Work to be completed — Only the lines from the one that contains "Read all visible content and emit it as JSON." through the final line of the entries should be repeated, exactly as written.
*** Record set
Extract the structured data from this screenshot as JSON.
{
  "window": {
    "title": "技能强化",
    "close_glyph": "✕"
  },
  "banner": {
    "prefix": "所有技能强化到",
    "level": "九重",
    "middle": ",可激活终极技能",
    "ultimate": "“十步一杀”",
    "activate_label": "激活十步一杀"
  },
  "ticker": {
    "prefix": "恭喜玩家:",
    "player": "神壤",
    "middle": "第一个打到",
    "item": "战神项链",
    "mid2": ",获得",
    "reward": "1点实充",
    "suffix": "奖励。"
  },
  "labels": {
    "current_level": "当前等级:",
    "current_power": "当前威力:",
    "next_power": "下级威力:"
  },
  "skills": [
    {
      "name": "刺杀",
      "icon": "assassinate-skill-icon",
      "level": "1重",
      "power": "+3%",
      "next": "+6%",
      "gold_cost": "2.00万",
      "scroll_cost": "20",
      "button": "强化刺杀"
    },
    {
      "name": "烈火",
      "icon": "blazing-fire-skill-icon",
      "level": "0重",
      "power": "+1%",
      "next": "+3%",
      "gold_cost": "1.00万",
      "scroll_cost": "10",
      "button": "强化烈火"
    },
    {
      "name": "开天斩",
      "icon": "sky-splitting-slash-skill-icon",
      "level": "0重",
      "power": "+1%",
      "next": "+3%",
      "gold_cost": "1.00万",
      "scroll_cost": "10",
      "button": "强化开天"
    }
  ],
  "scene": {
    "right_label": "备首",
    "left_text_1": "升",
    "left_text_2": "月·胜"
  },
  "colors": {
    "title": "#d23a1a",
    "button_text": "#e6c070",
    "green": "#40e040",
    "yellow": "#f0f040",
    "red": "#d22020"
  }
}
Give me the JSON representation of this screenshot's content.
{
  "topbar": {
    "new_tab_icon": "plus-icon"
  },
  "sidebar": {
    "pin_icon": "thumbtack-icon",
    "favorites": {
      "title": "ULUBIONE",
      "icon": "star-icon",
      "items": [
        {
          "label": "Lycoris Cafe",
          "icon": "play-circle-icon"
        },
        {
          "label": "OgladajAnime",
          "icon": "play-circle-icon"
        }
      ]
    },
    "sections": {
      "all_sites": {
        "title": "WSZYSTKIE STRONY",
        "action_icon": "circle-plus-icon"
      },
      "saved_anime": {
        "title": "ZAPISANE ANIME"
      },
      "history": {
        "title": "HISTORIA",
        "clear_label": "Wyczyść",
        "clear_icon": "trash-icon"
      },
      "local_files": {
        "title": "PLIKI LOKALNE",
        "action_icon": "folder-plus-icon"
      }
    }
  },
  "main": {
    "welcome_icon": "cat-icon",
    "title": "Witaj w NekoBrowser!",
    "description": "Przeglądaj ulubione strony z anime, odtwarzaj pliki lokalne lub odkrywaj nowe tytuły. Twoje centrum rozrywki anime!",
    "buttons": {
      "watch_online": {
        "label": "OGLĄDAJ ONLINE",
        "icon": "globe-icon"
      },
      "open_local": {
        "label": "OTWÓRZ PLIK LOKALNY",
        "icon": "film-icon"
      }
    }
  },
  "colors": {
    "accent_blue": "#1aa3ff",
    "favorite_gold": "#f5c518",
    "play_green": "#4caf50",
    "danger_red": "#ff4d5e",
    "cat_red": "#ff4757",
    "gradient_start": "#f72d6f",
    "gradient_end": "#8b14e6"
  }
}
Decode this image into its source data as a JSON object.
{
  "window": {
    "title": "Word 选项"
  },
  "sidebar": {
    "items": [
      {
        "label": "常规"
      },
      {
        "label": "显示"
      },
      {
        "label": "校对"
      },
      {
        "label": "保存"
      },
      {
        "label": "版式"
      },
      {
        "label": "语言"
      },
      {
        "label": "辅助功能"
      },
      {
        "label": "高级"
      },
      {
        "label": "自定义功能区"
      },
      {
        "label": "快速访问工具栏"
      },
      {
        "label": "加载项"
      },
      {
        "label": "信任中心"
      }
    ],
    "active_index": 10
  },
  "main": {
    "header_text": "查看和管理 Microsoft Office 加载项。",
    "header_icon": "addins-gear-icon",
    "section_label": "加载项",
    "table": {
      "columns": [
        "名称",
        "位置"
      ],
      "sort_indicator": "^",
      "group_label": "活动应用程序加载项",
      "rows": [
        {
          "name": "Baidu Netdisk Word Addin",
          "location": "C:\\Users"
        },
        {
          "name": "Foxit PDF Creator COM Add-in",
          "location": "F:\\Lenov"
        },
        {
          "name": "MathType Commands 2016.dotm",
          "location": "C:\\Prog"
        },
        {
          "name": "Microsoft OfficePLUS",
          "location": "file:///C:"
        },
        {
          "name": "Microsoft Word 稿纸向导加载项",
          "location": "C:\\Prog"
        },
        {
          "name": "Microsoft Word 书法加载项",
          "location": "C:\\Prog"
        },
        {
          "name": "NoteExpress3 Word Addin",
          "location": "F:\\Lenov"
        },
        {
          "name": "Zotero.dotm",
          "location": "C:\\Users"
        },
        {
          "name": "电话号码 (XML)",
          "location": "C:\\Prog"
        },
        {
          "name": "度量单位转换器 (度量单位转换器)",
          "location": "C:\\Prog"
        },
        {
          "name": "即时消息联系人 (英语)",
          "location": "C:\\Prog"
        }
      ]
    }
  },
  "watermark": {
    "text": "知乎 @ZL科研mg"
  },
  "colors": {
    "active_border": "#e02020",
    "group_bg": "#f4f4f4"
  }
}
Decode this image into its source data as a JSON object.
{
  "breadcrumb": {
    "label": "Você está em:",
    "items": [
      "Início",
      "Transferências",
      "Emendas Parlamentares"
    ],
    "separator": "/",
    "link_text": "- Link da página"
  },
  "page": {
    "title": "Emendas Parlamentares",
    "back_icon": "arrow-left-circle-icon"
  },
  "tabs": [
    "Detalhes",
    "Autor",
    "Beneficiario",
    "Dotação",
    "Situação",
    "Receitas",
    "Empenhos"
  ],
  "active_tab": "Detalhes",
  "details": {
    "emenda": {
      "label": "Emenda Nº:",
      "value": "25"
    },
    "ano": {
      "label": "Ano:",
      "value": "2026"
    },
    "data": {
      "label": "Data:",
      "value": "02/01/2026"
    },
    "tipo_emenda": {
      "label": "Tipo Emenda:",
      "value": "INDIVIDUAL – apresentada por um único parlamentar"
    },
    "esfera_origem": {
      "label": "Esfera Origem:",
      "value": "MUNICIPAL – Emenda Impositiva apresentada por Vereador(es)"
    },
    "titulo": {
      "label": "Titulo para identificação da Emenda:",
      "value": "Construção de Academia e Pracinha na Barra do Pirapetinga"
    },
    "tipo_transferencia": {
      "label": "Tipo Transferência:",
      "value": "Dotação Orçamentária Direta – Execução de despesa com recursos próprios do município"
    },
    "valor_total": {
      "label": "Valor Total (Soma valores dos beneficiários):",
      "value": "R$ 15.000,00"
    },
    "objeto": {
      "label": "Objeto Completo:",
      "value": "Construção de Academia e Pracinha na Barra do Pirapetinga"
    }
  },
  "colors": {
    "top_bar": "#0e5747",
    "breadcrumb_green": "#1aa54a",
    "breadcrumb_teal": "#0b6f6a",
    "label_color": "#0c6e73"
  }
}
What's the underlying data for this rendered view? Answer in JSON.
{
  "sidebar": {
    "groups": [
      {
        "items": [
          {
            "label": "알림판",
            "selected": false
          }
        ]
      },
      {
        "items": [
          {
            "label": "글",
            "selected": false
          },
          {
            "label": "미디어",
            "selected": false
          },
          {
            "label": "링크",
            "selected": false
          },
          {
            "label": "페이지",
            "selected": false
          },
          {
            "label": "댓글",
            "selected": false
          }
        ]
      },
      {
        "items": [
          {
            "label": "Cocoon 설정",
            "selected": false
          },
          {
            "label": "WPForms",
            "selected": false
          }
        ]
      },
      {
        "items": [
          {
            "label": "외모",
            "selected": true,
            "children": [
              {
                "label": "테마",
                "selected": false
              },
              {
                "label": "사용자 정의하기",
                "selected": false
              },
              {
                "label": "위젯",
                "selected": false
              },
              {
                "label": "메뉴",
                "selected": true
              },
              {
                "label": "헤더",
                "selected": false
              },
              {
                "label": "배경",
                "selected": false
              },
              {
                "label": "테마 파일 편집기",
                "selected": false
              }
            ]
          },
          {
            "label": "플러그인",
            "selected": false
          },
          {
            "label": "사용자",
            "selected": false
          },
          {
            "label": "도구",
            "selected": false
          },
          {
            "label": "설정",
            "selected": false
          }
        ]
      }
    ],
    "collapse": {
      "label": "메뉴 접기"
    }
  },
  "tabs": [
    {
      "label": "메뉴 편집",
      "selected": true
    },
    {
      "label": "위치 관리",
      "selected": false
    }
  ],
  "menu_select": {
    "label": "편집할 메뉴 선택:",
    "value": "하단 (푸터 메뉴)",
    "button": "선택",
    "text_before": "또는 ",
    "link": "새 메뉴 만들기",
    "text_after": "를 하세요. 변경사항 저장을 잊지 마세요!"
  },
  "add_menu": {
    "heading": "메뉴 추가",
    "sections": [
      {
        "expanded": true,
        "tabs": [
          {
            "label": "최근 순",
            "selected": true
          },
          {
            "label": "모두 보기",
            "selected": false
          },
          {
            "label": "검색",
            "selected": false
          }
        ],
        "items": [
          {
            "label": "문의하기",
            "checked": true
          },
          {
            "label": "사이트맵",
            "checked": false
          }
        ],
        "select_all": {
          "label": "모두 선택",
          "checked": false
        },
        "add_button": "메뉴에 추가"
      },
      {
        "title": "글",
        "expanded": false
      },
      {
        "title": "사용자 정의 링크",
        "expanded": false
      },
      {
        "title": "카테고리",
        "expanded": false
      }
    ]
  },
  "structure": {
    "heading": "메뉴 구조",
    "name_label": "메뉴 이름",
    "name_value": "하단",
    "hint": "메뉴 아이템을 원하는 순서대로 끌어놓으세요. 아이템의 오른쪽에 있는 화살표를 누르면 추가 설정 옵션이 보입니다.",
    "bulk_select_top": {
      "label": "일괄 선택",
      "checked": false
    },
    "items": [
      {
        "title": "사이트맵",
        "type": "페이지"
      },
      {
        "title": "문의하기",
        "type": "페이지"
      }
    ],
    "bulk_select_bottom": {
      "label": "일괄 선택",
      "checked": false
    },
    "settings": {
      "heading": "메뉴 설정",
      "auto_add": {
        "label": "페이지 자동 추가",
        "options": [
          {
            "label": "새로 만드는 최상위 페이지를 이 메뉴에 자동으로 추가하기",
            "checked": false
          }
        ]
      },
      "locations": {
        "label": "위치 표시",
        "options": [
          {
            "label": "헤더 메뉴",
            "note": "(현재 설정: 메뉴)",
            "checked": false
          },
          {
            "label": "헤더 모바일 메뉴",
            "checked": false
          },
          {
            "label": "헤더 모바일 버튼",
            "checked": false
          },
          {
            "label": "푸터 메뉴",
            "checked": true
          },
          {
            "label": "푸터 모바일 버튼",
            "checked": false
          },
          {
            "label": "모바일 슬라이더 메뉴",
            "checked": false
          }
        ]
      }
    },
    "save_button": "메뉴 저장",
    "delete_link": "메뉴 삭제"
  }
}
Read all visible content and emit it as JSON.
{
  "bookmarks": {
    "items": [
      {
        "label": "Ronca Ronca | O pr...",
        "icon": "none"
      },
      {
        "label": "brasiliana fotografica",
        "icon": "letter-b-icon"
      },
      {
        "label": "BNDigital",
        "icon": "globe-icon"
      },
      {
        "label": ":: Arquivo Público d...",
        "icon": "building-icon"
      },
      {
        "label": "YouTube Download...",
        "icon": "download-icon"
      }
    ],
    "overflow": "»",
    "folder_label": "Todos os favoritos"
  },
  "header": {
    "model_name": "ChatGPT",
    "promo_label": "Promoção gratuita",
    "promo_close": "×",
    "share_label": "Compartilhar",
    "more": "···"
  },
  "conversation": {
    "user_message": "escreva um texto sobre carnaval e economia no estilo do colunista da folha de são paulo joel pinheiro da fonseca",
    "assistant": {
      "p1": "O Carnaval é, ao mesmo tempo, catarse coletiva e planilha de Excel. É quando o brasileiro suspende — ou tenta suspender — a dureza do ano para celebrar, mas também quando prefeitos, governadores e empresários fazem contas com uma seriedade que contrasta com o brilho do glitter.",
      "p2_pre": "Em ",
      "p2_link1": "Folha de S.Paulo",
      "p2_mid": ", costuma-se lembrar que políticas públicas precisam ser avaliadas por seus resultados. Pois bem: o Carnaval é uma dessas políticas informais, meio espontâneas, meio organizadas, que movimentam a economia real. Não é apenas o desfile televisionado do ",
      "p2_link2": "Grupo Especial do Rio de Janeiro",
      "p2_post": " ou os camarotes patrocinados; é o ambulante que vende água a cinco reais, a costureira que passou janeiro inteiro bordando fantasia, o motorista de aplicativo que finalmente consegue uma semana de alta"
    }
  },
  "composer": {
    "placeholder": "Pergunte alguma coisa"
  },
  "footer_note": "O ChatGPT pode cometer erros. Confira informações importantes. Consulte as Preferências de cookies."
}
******
Your response —
Read all visible content and emit it as JSON.
{
  "bookmarks": {
    "items": [
      {
        "label": "Ronca Ronca | O pr...",
        "icon": "none"
      },
      {
        "label": "brasiliana fotografica",
        "icon": "letter-b-icon"
      },
      {
        "label": "BNDigital",
        "icon": "globe-icon"
      },
      {
        "label": ":: Arquivo Público d...",
        "icon": "building-icon"
      },
      {
        "label": "YouTube Download...",
        "icon": "download-icon"
      }
    ],
    "overflow": "»",
    "folder_label": "Todos os favoritos"
  },
  "header": {
    "model_name": "ChatGPT",
    "promo_label": "Promoção gratuita",
    "promo_close": "×",
    "share_label": "Compartilhar",
    "more": "···"
  },
  "conversation": {
    "user_message": "escreva um texto sobre carnaval e economia no estilo do colunista da folha de são paulo joel pinheiro da fonseca",
    "assistant": {
      "p1": "O Carnaval é, ao mesmo tempo, catarse coletiva e planilha de Excel. É quando o brasileiro suspende — ou tenta suspender — a dureza do ano para celebrar, mas também quando prefeitos, governadores e empresários fazem contas com uma seriedade que contrasta com o brilho do glitter.",
      "p2_pre": "Em ",
      "p2_link1": "Folha de S.Paulo",
      "p2_mid": ", costuma-se lembrar que políticas públicas precisam ser avaliadas por seus resultados. Pois bem: o Carnaval é uma dessas políticas informais, meio espontâneas, meio organizadas, que movimentam a economia real. Não é apenas o desfile televisionado do ",
      "p2_link2": "Grupo Especial do Rio de Janeiro",
      "p2_post": " ou os camarotes patrocinados; é o ambulante que vende água a cinco reais, a costureira que passou janeiro inteiro bordando fantasia, o motorista de aplicativo que finalmente consegue uma semana de alta"
    }
  },
  "composer": {
    "placeholder": "Pergunte alguma coisa"
  },
  "footer_note": "O ChatGPT pode cometer erros. Confira informações importantes. Consulte as Preferências de cookies."
}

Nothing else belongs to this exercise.